Solar and wind power in peatlands?

Only under wet conditions!

30/09/2020 Renewable energies such as wind and solar power are indisputably an important contribution to climate protection. However, if the systems are built on peatlands, they should go hand in hand with peatland rewetting or at least not hinder it. The new position paper on solar and wind power plants on peat soils (German only) of the Greifswald Mire Centre shows that e.g. in Mecklenburg-Vorpommern, the rewetting of peatlands could reduce emissions twice as much as the local wind power plants currently do and even seven times as much as the solar plants in the state currently avoid. A combination with the use of biomass from paludiculture on rewetted peatlands would also produce renewable raw materials as an alternative to fossil raw materials and fuels.


Three weeks + art + tiny house
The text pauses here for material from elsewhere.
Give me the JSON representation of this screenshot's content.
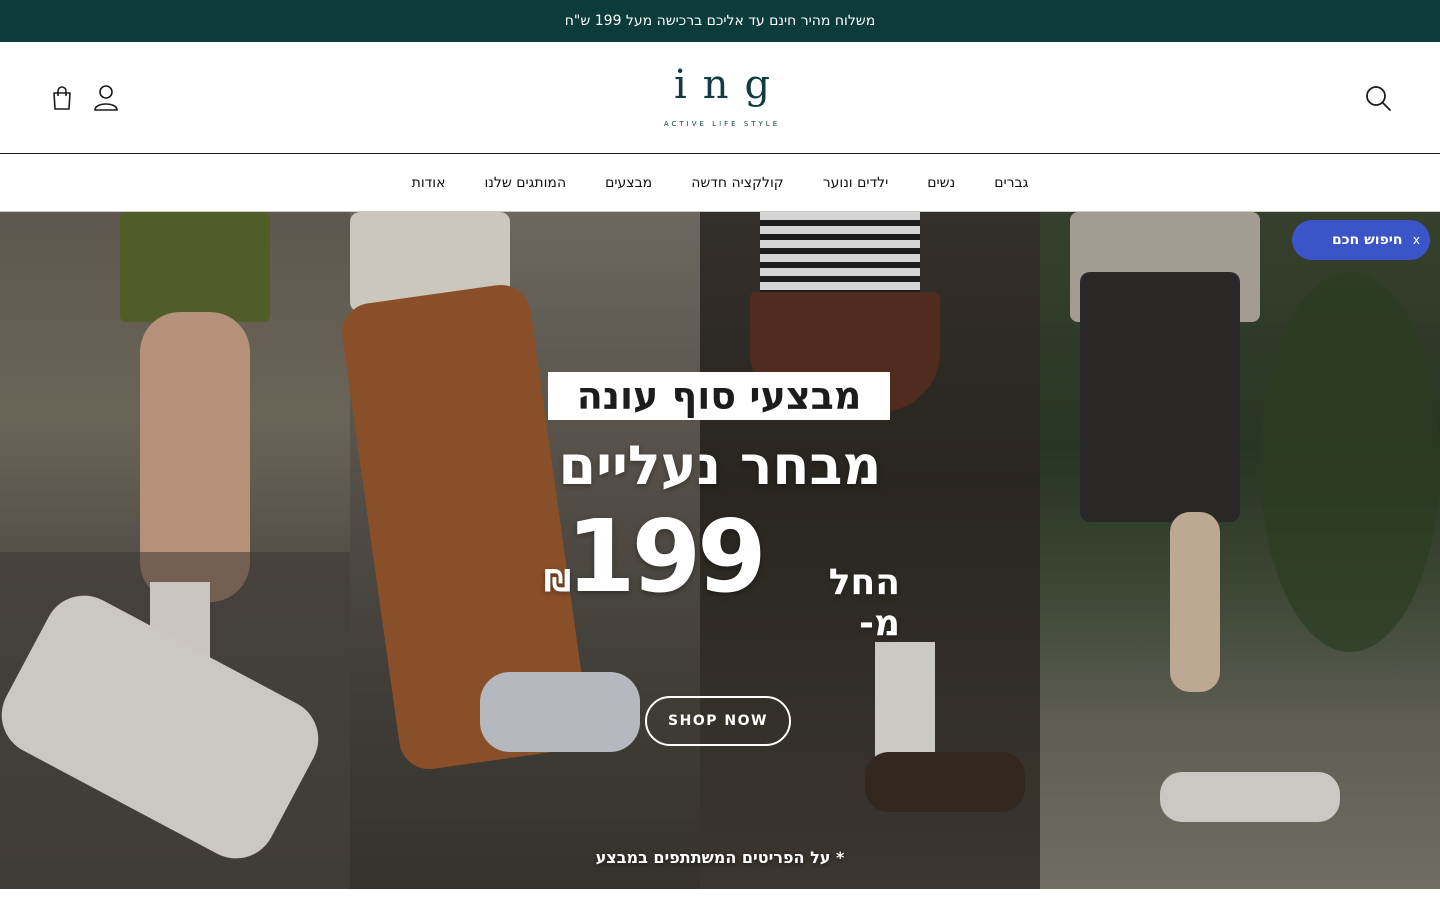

First paludiculture artist’s residency launched

17/08/2020 Creating art for paludiculture in a tiny house built from climate-friendly paludiculture materials and located right beside the wet peatland - this triple combination is the idea of the paludiculture artist’s residences, which the Greifswald Mire Centre together with the BURG Giebichenstein University of Art in Halle are offering this year. Now the first fellow has moved into the mobile home currently located on a rare restored coastal flood peatland at the Greifswald Bodden coast: Graphic designer and BURG graduate Vreni Knödler will work in the tiny house for three weeks. The Greifswald Mire Centre is looking forward to see what an artist’s delving into the complex ecological issues of peatlands, climate protection and paludiculture will bring about. The results are intended to contribute to changing the social dialogue on peatlands and to raise more awareness on their significance for climate protection and their possible sustainable use in the current perception. The surrounding landscape as well as the building materials made from paludiculture provide plenty of inspiration. The mobile and energy-efficient tiny house features, among other things, plywood made from wet alder, wall insulation made from cattails and a roof made from reed.
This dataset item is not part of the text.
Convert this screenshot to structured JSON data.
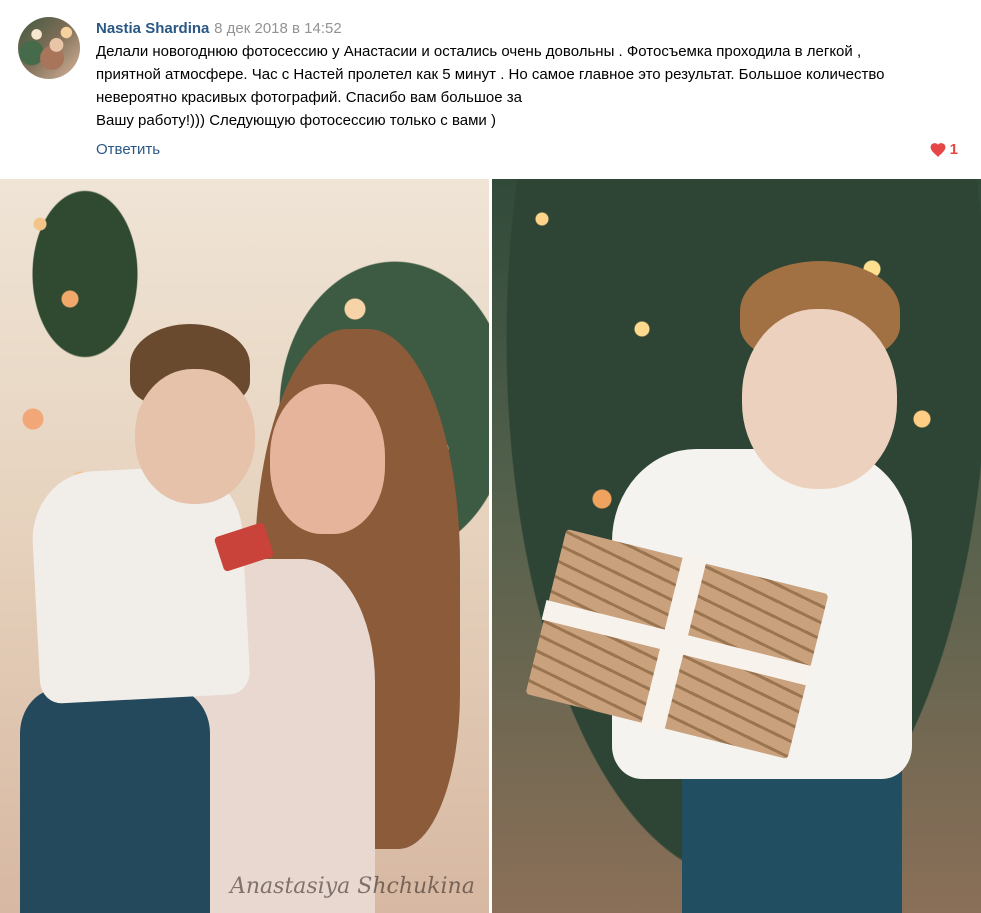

Paludiculture in a twin pack

Cattail and reed to optimise peat moss growth

31/07/2020 To provide purified water for irrigating Sphagnum farming sites OPTIMOOS project now planted filter basins with a total size of 3,200 m² with cattail and reed. This is intended to promote Sphagnum as the target species , but at the same time all three paludiculture plants produce raw material for horticultural substrates. In the joint project OptiMOOS the four partners (Universities of Greifswald, Rostock and Oldenburg, Lehr- und Versuchsanstalt für Gartenbau Hannover-Ahlem) are researching the optimisation of Sphagnum farming with regard to water management, climate balance, biodiversity and product development. It is funded by the Ministry for Environment, Energy and Climate Protection of Lower Saxony and the European Regional Development Fund (ERDF). The OPTIMOOS-project was launched in 2019, but peat mosses have been successfully cultivated on 14 hectares at the peatland ‘Hankhauser Moor’ (near Oldenburg, Lower Saxony) since 2011.